Return only those lines of the records below in which "Optional" appears.

━━━━━ Supplied records

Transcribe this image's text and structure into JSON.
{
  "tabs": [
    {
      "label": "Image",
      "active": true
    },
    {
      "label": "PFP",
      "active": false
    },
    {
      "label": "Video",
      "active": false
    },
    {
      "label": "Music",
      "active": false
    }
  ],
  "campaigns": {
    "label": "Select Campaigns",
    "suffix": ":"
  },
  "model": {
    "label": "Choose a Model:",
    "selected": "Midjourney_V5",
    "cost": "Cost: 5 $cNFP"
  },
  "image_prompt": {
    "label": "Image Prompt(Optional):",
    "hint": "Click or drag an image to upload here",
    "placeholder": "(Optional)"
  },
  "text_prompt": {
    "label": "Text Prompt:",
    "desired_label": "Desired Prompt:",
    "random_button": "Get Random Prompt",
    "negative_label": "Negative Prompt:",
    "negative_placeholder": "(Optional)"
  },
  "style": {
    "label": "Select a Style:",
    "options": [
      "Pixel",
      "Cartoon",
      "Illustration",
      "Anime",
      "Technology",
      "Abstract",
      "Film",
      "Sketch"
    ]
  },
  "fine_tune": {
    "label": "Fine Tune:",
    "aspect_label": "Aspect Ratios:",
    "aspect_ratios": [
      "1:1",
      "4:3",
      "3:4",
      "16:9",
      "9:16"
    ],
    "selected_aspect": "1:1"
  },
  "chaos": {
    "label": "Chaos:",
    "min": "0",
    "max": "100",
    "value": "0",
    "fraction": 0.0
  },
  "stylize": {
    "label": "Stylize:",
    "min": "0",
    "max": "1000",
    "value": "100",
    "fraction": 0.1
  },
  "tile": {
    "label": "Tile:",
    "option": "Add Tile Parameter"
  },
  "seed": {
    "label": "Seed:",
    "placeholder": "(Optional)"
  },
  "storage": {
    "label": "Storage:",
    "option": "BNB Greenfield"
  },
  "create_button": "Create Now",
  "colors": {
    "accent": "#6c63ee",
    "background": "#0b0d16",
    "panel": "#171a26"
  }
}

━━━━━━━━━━

● **Exercise output**
    "label": "Image Prompt(Optional):",
    "placeholder": "(Optional)"
    "negative_placeholder": "(Optional)"
    "placeholder": "(Optional)"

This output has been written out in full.